- [Task objective]: Each record that follows is to be duplicated exactly, though its pictures are not.

[Interface dataset entries]
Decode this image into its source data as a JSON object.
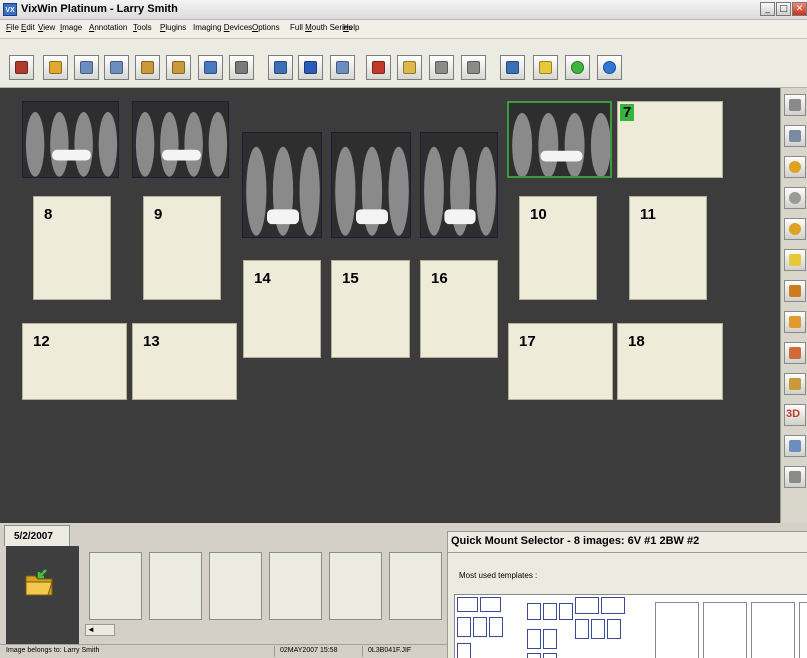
{
  "window": {
    "title": "VixWin Platinum - Larry Smith",
    "app_icon": "VX",
    "minimize": "_",
    "maximize": "□",
    "close": "✕"
  },
  "menu": [
    {
      "label": "File",
      "underline": "F",
      "rest": "ile"
    },
    {
      "label": "Edit",
      "underline": "E",
      "rest": "dit"
    },
    {
      "label": "View",
      "underline": "V",
      "rest": "iew"
    },
    {
      "label": "Image",
      "underline": "I",
      "rest": "mage"
    },
    {
      "label": "Annotation",
      "underline": "A",
      "rest": "nnotation"
    },
    {
      "label": "Tools",
      "underline": "T",
      "rest": "ools"
    },
    {
      "label": "Plugins",
      "underline": "P",
      "rest": "lugins"
    },
    {
      "label": "Imaging Devices",
      "pre": "Imaging ",
      "underline": "D",
      "rest": "evices"
    },
    {
      "label": "Options",
      "underline": "O",
      "rest": "ptions"
    },
    {
      "label": "Full Mouth Series",
      "pre": "Full ",
      "underline": "M",
      "rest": "outh Series"
    },
    {
      "label": "Help",
      "underline": "H",
      "rest": "elp"
    }
  ],
  "toolbar_icons": [
    "patient-icon",
    "open-folder-icon",
    "document-icon",
    "copy-icon",
    "paste-icon",
    "paste-special-icon",
    "mail-icon",
    "print-icon",
    "scanner-icon",
    "calibrate-icon",
    "save-icon",
    "tooth-icon",
    "pencil-icon",
    "ruler-icon",
    "text-icon",
    "window-icon",
    "grid-icon",
    "ok-icon",
    "info-icon"
  ],
  "mount": {
    "xray_slots": [
      {
        "id": "xray-1",
        "selected": false
      },
      {
        "id": "xray-2",
        "selected": false
      },
      {
        "id": "xray-3",
        "selected": false
      },
      {
        "id": "xray-4",
        "selected": false
      },
      {
        "id": "xray-5",
        "selected": false
      },
      {
        "id": "xray-6",
        "selected": true
      }
    ],
    "empty_slots": [
      {
        "num": "7",
        "highlight": true
      },
      {
        "num": "8"
      },
      {
        "num": "9"
      },
      {
        "num": "10"
      },
      {
        "num": "11"
      },
      {
        "num": "12"
      },
      {
        "num": "13"
      },
      {
        "num": "14"
      },
      {
        "num": "15"
      },
      {
        "num": "16"
      },
      {
        "num": "17"
      },
      {
        "num": "18"
      }
    ]
  },
  "sidebar_icons": [
    "rotate-icon",
    "flip-icon",
    "zoom-in-icon",
    "zoom-out-icon",
    "zoom-fit-icon",
    "brightness-icon",
    "contrast-icon",
    "sharpen-icon",
    "tooth-icon",
    "implant-icon",
    "3d-view-icon",
    "measure-icon",
    "book-icon"
  ],
  "sidebar_3d_label": "3D",
  "thumbnails": {
    "date_tab": "5/2/2007",
    "count": 6,
    "scroll_arrow": "◄"
  },
  "quick_mount": {
    "title": "Quick Mount Selector - 8 images: 6V #1  2BW #2",
    "subtitle": "Most used templates :"
  },
  "status": {
    "owner": "Image belongs to: Larry Smith",
    "datetime": "02MAY2007 15:58",
    "filename": "0L3B041F.JIF"
  },
  "colors": {
    "workspace_bg": "#3c3c3c",
    "slot_bg": "#efebd9",
    "selected_border": "#3e9a3c",
    "highlight_green": "#38b43c"
  }
}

- [Task response]:
Decode this image into its source data as a JSON object.
{
  "window": {
    "title": "VixWin Platinum - Larry Smith",
    "app_icon": "VX",
    "minimize": "_",
    "maximize": "□",
    "close": "✕"
  },
  "menu": [
    {
      "label": "File",
      "underline": "F",
      "rest": "ile"
    },
    {
      "label": "Edit",
      "underline": "E",
      "rest": "dit"
    },
    {
      "label": "View",
      "underline": "V",
      "rest": "iew"
    },
    {
      "label": "Image",
      "underline": "I",
      "rest": "mage"
    },
    {
      "label": "Annotation",
      "underline": "A",
      "rest": "nnotation"
    },
    {
      "label": "Tools",
      "underline": "T",
      "rest": "ools"
    },
    {
      "label": "Plugins",
      "underline": "P",
      "rest": "lugins"
    },
    {
      "label": "Imaging Devices",
      "pre": "Imaging ",
      "underline": "D",
      "rest": "evices"
    },
    {
      "label": "Options",
      "underline": "O",
      "rest": "ptions"
    },
    {
      "label": "Full Mouth Series",
      "pre": "Full ",
      "underline": "M",
      "rest": "outh Series"
    },
    {
      "label": "Help",
      "underline": "H",
      "rest": "elp"
    }
  ],
  "toolbar_icons": [
    "patient-icon",
    "open-folder-icon",
    "document-icon",
    "copy-icon",
    "paste-icon",
    "paste-special-icon",
    "mail-icon",
    "print-icon",
    "scanner-icon",
    "calibrate-icon",
    "save-icon",
    "tooth-icon",
    "pencil-icon",
    "ruler-icon",
    "text-icon",
    "window-icon",
    "grid-icon",
    "ok-icon",
    "info-icon"
  ],
  "mount": {
    "xray_slots": [
      {
        "id": "xray-1",
        "selected": false
      },
      {
        "id": "xray-2",
        "selected": false
      },
      {
        "id": "xray-3",
        "selected": false
      },
      {
        "id": "xray-4",
        "selected": false
      },
      {
        "id": "xray-5",
        "selected": false
      },
      {
        "id": "xray-6",
        "selected": true
      }
    ],
    "empty_slots": [
      {
        "num": "7",
        "highlight": true
      },
      {
        "num": "8"
      },
      {
        "num": "9"
      },
      {
        "num": "10"
      },
      {
        "num": "11"
      },
      {
        "num": "12"
      },
      {
        "num": "13"
      },
      {
        "num": "14"
      },
      {
        "num": "15"
      },
      {
        "num": "16"
      },
      {
        "num": "17"
      },
      {
        "num": "18"
      }
    ]
  },
  "sidebar_icons": [
    "rotate-icon",
    "flip-icon",
    "zoom-in-icon",
    "zoom-out-icon",
    "zoom-fit-icon",
    "brightness-icon",
    "contrast-icon",
    "sharpen-icon",
    "tooth-icon",
    "implant-icon",
    "3d-view-icon",
    "measure-icon",
    "book-icon"
  ],
  "sidebar_3d_label": "3D",
  "thumbnails": {
    "date_tab": "5/2/2007",
    "count": 6,
    "scroll_arrow": "◄"
  },
  "quick_mount": {
    "title": "Quick Mount Selector - 8 images: 6V #1  2BW #2",
    "subtitle": "Most used templates :"
  },
  "status": {
    "owner": "Image belongs to: Larry Smith",
    "datetime": "02MAY2007 15:58",
    "filename": "0L3B041F.JIF"
  },
  "colors": {
    "workspace_bg": "#3c3c3c",
    "slot_bg": "#efebd9",
    "selected_border": "#3e9a3c",
    "highlight_green": "#38b43c"
  }
}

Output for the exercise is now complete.